Looking after your employees works both ways; staff can rest assured knowing that they’re supported, giving them peace of mind, and in turn, levels of presenteeism and absenteeism can be reduced.
However, organisations need to improve their communication of their benefits to their employees, not only to maximise the benefits spend but also to make sure all valid claims are paid.
Paul Avis, Group Marketing Director at Canada Life, spoke to HR Grapevine and elucidated and educated us on the specifics of Group Critical Illness and Group Risk benefits where communication is especially important.
“Group Critical Illness (GCI) provides a one off, lump sum payment to an employee once they
are diagnosed with and survive a serious condition, usually for 14 days,” he explains. “Unlike the individual market which can have literally hundreds of claims payment options, with partial payments specifically, the Group market recognises core conditions such as cancer, heart attack, stroke and MS, which represent around 90% of all claims, represent the majority of concerns an employee has. A simpler, more easily understandable contract is important where there is no personal or face to face advice as it is the employer buying the contract on behalf of the employee.
“Cancer is the biggest single cause, and whilst cancer-specific cover can now be purchased, the cost differential between that and a full GCI policy is often deemed not to be enough.
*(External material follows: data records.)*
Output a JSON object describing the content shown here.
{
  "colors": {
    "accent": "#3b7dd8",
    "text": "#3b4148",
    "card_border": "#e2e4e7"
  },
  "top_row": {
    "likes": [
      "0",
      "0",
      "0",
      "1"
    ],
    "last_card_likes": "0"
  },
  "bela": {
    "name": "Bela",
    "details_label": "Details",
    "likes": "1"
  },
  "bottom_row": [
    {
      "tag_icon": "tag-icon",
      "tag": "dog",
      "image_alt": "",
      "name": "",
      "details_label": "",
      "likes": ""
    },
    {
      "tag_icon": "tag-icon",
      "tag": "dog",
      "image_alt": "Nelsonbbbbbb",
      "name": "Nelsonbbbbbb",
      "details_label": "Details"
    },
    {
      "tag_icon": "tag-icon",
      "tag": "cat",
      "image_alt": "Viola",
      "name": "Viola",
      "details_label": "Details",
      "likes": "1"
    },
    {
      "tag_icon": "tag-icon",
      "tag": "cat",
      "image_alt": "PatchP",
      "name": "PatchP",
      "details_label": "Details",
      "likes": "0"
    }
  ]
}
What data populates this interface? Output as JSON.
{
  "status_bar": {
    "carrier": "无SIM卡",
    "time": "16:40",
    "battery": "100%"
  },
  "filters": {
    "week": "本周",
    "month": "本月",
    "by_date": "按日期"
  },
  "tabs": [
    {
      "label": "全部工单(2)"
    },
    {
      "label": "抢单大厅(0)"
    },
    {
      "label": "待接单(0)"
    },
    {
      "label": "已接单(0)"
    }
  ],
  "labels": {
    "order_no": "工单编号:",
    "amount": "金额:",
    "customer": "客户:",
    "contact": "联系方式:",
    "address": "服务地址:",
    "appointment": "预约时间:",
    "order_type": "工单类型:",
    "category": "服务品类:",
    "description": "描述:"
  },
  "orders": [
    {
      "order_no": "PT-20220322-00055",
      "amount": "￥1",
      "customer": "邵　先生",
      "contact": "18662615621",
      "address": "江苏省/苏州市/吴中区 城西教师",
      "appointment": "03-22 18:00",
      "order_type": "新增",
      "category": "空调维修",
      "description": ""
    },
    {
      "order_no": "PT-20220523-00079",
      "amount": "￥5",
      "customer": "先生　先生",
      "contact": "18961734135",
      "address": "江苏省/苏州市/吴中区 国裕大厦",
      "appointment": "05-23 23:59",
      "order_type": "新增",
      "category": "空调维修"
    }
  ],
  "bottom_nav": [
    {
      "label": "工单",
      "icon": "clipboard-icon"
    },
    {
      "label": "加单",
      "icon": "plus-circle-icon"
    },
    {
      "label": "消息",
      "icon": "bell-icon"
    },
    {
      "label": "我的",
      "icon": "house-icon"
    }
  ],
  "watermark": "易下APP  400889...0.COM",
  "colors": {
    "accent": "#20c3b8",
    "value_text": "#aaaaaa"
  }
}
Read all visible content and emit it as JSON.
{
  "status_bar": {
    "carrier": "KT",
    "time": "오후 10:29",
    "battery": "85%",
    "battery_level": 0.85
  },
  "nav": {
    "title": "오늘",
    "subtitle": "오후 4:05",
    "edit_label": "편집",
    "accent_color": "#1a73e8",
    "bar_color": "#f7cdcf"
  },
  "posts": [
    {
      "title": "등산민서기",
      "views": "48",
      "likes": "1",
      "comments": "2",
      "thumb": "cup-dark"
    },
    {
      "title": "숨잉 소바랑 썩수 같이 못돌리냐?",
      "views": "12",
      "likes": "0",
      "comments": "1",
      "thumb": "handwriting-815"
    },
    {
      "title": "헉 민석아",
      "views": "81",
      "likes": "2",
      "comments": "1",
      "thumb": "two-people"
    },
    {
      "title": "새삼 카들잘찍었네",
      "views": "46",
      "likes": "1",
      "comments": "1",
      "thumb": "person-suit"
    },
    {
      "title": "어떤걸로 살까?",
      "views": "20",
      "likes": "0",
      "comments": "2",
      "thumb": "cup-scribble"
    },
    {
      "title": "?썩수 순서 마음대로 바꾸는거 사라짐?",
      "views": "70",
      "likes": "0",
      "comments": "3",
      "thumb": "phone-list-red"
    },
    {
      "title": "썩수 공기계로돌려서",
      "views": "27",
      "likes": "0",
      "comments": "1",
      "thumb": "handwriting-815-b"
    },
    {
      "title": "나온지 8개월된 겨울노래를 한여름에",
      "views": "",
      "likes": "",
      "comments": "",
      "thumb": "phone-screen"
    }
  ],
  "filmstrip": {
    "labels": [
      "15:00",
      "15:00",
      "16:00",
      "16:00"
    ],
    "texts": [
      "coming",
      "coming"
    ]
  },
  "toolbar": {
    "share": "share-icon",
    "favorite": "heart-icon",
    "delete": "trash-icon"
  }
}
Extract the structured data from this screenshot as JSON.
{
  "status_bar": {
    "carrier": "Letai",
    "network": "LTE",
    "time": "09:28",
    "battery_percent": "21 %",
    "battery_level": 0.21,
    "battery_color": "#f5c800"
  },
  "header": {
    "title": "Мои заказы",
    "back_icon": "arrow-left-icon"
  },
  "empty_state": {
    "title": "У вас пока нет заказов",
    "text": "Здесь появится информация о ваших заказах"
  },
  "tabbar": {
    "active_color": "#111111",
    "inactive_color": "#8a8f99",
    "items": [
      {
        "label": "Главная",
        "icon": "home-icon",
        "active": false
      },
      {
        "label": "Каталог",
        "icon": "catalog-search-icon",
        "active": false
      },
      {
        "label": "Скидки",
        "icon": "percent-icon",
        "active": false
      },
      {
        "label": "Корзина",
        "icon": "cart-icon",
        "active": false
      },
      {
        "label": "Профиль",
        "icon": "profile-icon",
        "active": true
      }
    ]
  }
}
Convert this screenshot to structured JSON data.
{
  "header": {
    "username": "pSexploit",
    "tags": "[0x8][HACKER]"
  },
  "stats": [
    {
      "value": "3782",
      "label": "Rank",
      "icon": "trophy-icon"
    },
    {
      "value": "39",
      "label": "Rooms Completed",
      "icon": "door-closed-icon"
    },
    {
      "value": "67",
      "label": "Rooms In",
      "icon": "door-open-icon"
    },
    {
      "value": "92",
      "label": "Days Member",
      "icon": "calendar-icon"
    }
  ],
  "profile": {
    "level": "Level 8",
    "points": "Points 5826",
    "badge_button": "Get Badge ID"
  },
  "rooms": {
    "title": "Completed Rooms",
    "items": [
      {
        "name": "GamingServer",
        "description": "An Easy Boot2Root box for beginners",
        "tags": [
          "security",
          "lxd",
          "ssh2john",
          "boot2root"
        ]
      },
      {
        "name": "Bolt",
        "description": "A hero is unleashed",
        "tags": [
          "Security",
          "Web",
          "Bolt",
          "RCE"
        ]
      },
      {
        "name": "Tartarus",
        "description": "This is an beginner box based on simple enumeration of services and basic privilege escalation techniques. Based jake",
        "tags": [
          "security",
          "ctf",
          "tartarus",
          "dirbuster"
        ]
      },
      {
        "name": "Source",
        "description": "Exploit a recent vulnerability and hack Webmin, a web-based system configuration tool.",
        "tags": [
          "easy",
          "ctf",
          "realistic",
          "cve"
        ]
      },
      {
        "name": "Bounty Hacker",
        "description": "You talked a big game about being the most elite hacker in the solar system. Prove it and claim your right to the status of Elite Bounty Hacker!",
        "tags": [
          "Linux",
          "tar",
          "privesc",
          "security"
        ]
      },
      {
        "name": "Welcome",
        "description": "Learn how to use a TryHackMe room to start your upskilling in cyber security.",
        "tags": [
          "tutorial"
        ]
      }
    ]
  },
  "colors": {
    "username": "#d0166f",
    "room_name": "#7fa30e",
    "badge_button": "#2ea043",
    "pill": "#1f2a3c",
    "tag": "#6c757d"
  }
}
As a result traditional policies dominate the market with the core conditions covered and additional ones as an option.”
He adds that there are two formats of the benefit: employer paid, which attracts a P11/benefit in kind charge, and employee paid. The benefit is paid to the employee in both cases and so it is who has paid for the premium that defines the tax treatment.
Some organisations will provide a core benefit amount and then an employee ‘tops up’ using a voluntary or flexible benefit platform approach. The latter employee paid option, represents 65% of all premiums paid and has seen a 12.1% increase in voluntary/flex arrangements in 2016 in contrast to a 1.6% growth in employer paid versions.
GCI is one of the most popular benefits in the online election world as not only does it appeal to single people, everyone knows someone who has had a cancer heart attack or stroke.
“‘Critical Illness’ illustrates the difference in underwriting approach between Group
and individual protection business, with individual business being medically underwritten at outset.” Avis elaborates. “It means that the majority of employees are offered full cover at standard rates but in individual protection some are loaded, have some conditions declined, have exclusions imposed or are declined cover.
“In contrast, Group business allows employees, and optionally their partners, into the scheme subject to a pre-existing condition clause, and a time limited ‘related conditions’ clause. In effect it would be impossible for us to medically underwrite all employees, and this would increase costs significantly, and so we do this job at the point of claim in effect. Children’s cover is also available which, as I am sure can be appreciated, is a very emotive but important area of the cover.”